S Corps with a December fiscal year should claim on or before March 15. S Corps with fiscal year ends other than December should claim on or before the 15th day of the 3rd month following the end of the tax year.
To offset income taxes owing, businesses have the flexibility to go back and amend all open tax years (usually the last three years).
How Much of My R&D Costs Can I Recover?
Let’s look at a business operating in California as an example.
Federal portion — ~10% of eligible expenditures.
State portion — 15% of eligible expenditures.
Startups could potentially use the credits towards payroll taxes for up to five years, with a maximum of $2.5 million in total credits claimed on their quarterly payroll tax returns.
For example, a startup with $500,000 in eligible software engineering expenses could credit $50,000 or more, while a company with over $2.5 million in eligible expenses could have a credit of $250,000.
While the payroll tax offset may be available to new businesses and startup companies for up to five years, any unused federal R&D credits that are not elected to offset payroll taxes may be carried forward for up to 20 years and used when the business becomes profitable.
California state R&D credits can only be applied against income taxes and may be carried forward indefinitely.
Simplify R&D Tax Claims With Boast
If you’ve not claimed the US R&D tax credit either because you didn’t think you qualified or you couldn’t use the credits, it’s a great time to reconsider.
While compiling all the necessary documentation might seem like a challenge, automated tools like BoastClaim can help you maximize your tax claims and save 60 hours per year on the claim process.

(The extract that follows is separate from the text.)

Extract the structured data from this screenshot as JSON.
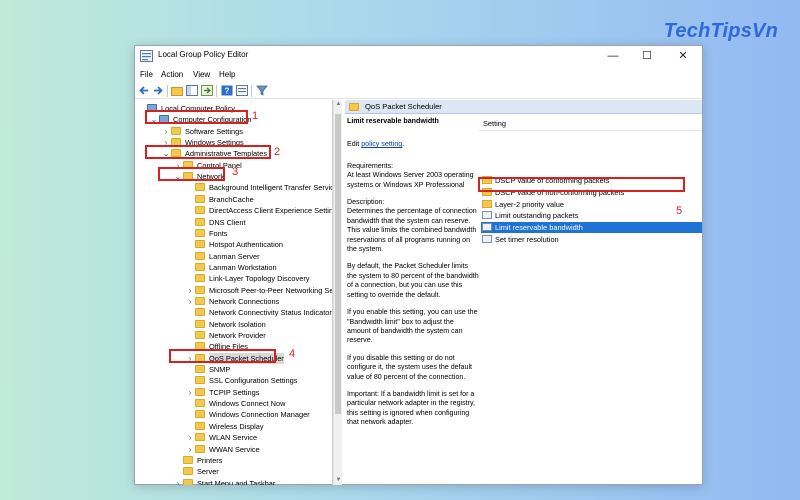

To learn how to calculate your potential R&D tax credits, download our free step-by-step guide or contact us for a complimentary no-obligation assessment. We’ll go through your projects in more detail, tell you what qualifies and what doesn’t, and provide an estimate of your potential return.